“Omolara,” he beams at you, his eyes full of Sunday cheer and light; his square face hosting a massive one- sided dimple you failed to notice yesterday. You smile back. He is gorgeous actually, you reckon again. He is wearing a black Shirt in a fitted Grey suit, with its matching snug pants. His black shoes mirror the glow of the afternoon Sun. You admire his gait, the way he appears in control of his steps and everything around him. He looks quality. He reeks of control. He would definitely fit into someone’s prospects of a perfect man, but maybe not yours. For you, he seems a little too perfect in ways that do not matter as much.
“Err Pas– Johnson, about Lunch. I–“
“Oh that. Yes, I was going to give you a call to ask if you have any preferences but–“
You hate when a man does that; cuts you short. So you cut him short too, this one time. His has been too un-few, too soon. “Johnson, please allow me finish.”
“Oh, I– I am sorry” You reckon his embarrassment. You are sorry you cannot be sorry too. A man who is ready for marriage, should be readier to listen; to “his” woman, and any woman for that matter.
“No problem Johnson. I was going to tell you I cannot do Lunch today. Something came up. I am sorry about that. Maybe–“
“That’s fine.” he cuts in, curtly. You notice a flicker of what seems like anger in his eyes. You would have thought it was disappointment; but it seemed a shade darker, a tinge more forceful. His brows have furrowed together now, leaving a distinct squeeze a-bare on his forehead.
“I’m not done, Johnson” you reply, getting thoroughly impatient with his rudeness! “If you want, maybe we could fix another date. If I have a few days’ notice, I would be able to work it into my Schedule nicely.”

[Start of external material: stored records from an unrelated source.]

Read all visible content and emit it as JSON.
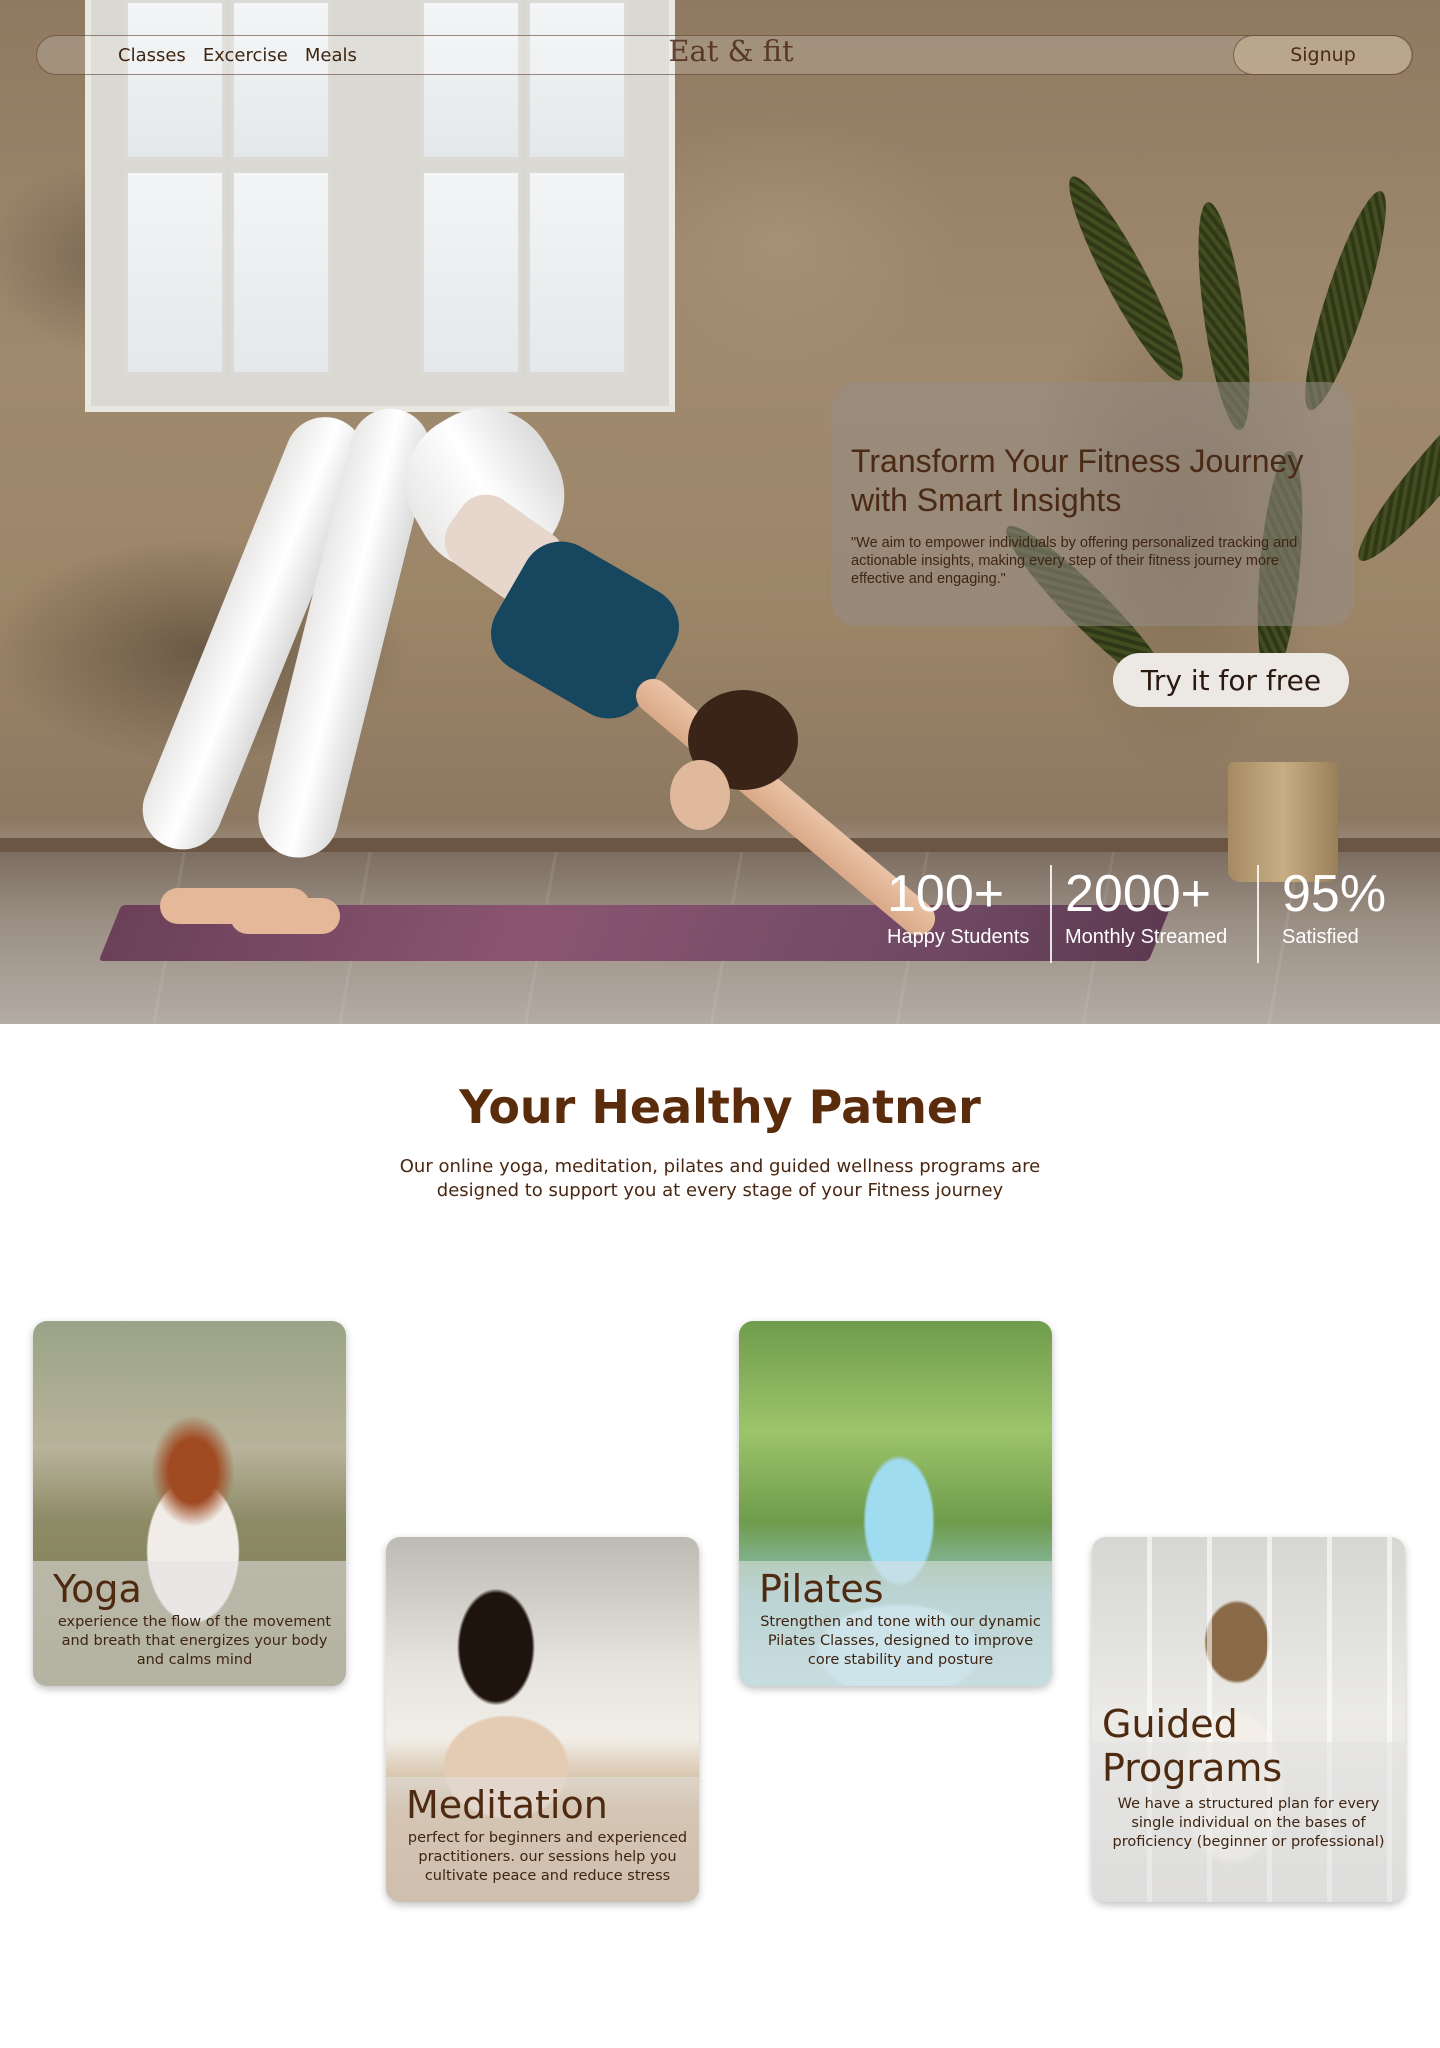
{
  "nav": {
    "links": [
      "Classes",
      "Excercise",
      "Meals"
    ],
    "brand": "Eat & fit",
    "signup_label": "Signup"
  },
  "hero": {
    "title": "Transform Your Fitness Journey with Smart Insights",
    "quote": "\"We aim to empower individuals by offering personalized tracking and actionable insights, making every step of their fitness journey more effective and engaging.\"",
    "cta_label": "Try it for free",
    "stats": [
      {
        "value": "100+",
        "label": "Happy Students"
      },
      {
        "value": "2000+",
        "label": "Monthly Streamed"
      },
      {
        "value": "95%",
        "label": "Satisfied"
      }
    ]
  },
  "section": {
    "title": "Your Healthy Patner",
    "subtitle": "Our online yoga, meditation, pilates and guided wellness programs are designed to support you at every stage of your Fitness journey"
  },
  "cards": [
    {
      "title": "Yoga",
      "description": "experience the flow of the movement and breath that energizes your body and calms mind"
    },
    {
      "title": "Meditation",
      "description": "perfect for beginners and experienced practitioners. our sessions help you cultivate peace and reduce stress"
    },
    {
      "title": "Pilates",
      "description": "Strengthen and tone with our dynamic Pilates Classes, designed to improve core stability and posture"
    },
    {
      "title": "Guided Programs",
      "description": "We have a structured plan for every single individual on the bases of proficiency (beginner or professional)"
    }
  ],
  "colors": {
    "brand_brown": "#5a2c0c",
    "text_brown": "#4a2712",
    "cta_background": "#ece8e4"
  }
}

He wears a bored expression now; the light in his eyes, far gone. “Let me know when you are ready Omolara, since you are the busy one.” You are not sure what you feel towards him anymore, but it is something a little too unpleasant for someone you have not known too well, too long.
“No problem then. Again, ‘m sorry for any inconveniences” you finish off. He does not say anything in reply, so you bid him farewell and head to your car, resuming your prayers for Sogo’s safe arrival. You forget about Pastor Johnson and his shenanigans just as soon as you walk away from him. No memory space in your head for people with uncouth behaviour! Okay, maybe your reaction towards Pastor Johnson was a little bit too exaggerated and un-encouraging, but whatever!
You head back home now, to change into something less Churchy, and more relaxing. You settle for a blue sleeveless Eva dress, and black Gladiators. You make your hair into a bun, add a touch of Mascara to your eyes, and a film of red lipstick to your cupid-shaped lips. Your excitement builds with each second, as you await Sogo’s call.
Damore Alli is a short black girl, a Chartered Accountant, and a hopeless lover of words. She is terribly shy on some days, and provocatively assertive on others. You can find her smiling away by herself at a corner of the room with her ear phones plugged in, and her head stuck in a novel or anything that looks as interesting as a string of figures begging to be analyzed. Or you might find her in the same bus as you, typing away furiously at her phone. You might think she is chatting, but chances are she is writing about you. She blogs at Miniscule Diary. Check it out. You may find yourself in one of her posts.